Probiotics for the Prevention of CDAD: an idea to flush down the toilet?
|Title:||Probiotics for the Prevention of CDAD: an idea to flush down the toilet?|
|Abstract:||Background: With an aging population, the majority of patients in hospitals tend to be over 50 years old. Clostridium difficile, an opportunistic pathogen, is the culprit in a very common condition amongst these older patients, especially in a hospital setting, as a result of the use of broad spectrum antibiotics. This condition is called Clostridium difficile-associated diarrhea (CDAD). Literature confirms that about 25% of all antibiotics-associated diarrhea (AAD) are the result of an infection by C. difficile, which has a high mortality rate and an increase in the duration of hospitalization. Probiotics are commonly used to prevent diarrhea and restore intestinal flora to its healthy state. Research question: Is the use of probiotics effective as a preventive measure for CDAD in hospitalized individuals over the age of 50? Objective: We conducted a literature review in order to determine if the administration of probiotics will help reduce the incidence rate of CDAD in adult patients over 50 years of age. Methods: Two databases were used, PubMed and SCOPUS, to conduct our literature search. The keywords used were: “probiotics”, “prevention”, “clostridium difficile”, “hospital” and “adults”. A total of 49 results were obtained. Articles included had to be in English or French, based on a human population aged 50 or over, not published before the year 2006, peer-reviewed, accessible and had to address CDAD and not just AAD. The articles were also screened for relevance. Upon the application of our relevance criteria, 6 articles were deemed pertinent. Results: Of the 6 relevant articles found, 3 demonstrate a reduction in the incidence of CDAD in hospitals through the use of probiotics, 2 others fail to do so while 1 has inconclusive results.
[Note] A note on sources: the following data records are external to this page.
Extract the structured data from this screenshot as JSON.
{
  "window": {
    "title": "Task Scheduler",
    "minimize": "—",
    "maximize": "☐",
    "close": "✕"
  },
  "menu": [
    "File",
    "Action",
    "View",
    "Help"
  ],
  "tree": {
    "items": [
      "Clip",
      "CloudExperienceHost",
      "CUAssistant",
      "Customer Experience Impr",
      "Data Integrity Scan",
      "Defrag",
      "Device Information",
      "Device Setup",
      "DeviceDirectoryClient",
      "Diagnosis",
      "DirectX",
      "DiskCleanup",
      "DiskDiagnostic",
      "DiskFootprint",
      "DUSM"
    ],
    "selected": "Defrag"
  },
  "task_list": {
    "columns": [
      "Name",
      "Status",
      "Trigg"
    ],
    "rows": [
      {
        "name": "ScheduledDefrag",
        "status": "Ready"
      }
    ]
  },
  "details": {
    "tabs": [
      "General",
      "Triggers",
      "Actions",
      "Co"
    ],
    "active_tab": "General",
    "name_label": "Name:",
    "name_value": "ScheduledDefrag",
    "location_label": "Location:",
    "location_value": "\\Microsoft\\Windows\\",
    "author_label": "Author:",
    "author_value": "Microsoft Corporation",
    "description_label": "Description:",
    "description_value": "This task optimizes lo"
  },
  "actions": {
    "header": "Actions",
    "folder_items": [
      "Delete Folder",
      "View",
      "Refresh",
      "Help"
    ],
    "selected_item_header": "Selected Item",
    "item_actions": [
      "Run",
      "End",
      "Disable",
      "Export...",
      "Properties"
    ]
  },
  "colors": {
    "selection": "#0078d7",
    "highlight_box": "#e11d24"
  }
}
Conclusion: The literature is divided in the effectiveness of probiotics as a preventative measure for CDAD. Further studies are needed.|
|Collection||Sciences de la santé - Affiches // Health Sciences - Research Posters|
|Epidemiology-poster_Lefebvre_Moussa_Pozzebon_Sauve.pdf||804.79 kB||Adobe PDF||Open|